"Knowledge, Growth and Allocation of Time"
with Benjamin Moll, Assistant Professor of Economics & International Affairs, Princeton University
Wednesday, January 30, 2013
Social Science Plaza B, Room 3218
Moll analyzes a model economy with many agents, each with a different productivity level. Agents divide their time between two activities: producing goods with the production-related knowledge they already have, and interacting with others in search of new, productivity-increasing ideas. These choices jointly determine the economy’s current production level and its rate of learning and real growth. He constructs the balanced growth path for this economy, thereby obtaining a theory of endogenous growth that captures in a tractable way the social nature of knowledge creation. He shows, for example, that a fatter right tail of the initial productivity distribution leads to higher individual search effort and higher long-run growth. He also studies the allocation chosen by an idealized planner who takes into account and internalizes the external benefits of search, and tax structures that implement an optimal solution. Finally, he provides three examples of alternative learning technologies and show that the properties of equilibrium allocations are quite sensitive to these variations. An increase in “limits to learning”, for example, results in decreased individual search effort particularly for low productivity types, a lower growth rate, higher inequality and decreased social mobility.

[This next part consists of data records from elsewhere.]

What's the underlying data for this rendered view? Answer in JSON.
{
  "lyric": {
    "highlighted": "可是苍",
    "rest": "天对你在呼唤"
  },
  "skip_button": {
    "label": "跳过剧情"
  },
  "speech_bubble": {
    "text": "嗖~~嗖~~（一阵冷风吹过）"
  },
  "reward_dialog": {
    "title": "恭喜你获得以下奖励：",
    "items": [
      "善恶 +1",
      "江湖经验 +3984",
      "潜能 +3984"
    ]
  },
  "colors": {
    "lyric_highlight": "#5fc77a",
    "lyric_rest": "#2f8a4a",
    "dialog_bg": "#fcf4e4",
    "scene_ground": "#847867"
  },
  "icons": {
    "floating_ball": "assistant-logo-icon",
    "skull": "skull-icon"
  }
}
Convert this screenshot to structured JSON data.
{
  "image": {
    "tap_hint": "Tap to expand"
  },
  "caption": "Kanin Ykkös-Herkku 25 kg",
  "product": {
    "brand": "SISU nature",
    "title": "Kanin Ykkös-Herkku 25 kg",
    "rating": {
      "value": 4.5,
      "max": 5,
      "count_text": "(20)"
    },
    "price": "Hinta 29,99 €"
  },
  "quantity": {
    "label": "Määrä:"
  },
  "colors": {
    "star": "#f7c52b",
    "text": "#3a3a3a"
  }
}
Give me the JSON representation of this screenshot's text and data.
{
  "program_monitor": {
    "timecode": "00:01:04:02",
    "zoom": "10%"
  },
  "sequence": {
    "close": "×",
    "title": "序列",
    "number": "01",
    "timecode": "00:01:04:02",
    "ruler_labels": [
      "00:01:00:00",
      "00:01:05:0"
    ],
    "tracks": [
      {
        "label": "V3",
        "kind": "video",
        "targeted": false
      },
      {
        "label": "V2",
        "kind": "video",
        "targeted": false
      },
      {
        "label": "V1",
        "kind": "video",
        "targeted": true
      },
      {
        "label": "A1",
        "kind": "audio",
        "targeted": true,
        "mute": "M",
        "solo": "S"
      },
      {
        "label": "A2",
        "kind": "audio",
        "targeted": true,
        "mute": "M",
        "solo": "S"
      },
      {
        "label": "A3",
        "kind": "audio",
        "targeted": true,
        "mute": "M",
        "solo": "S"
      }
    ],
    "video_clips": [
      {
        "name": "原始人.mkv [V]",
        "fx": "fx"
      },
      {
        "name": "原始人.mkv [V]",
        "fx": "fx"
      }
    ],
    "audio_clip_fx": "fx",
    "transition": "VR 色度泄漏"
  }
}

For further information, please contact Gloria Simpson, firstname.lastname@example.org or 949-824-5788.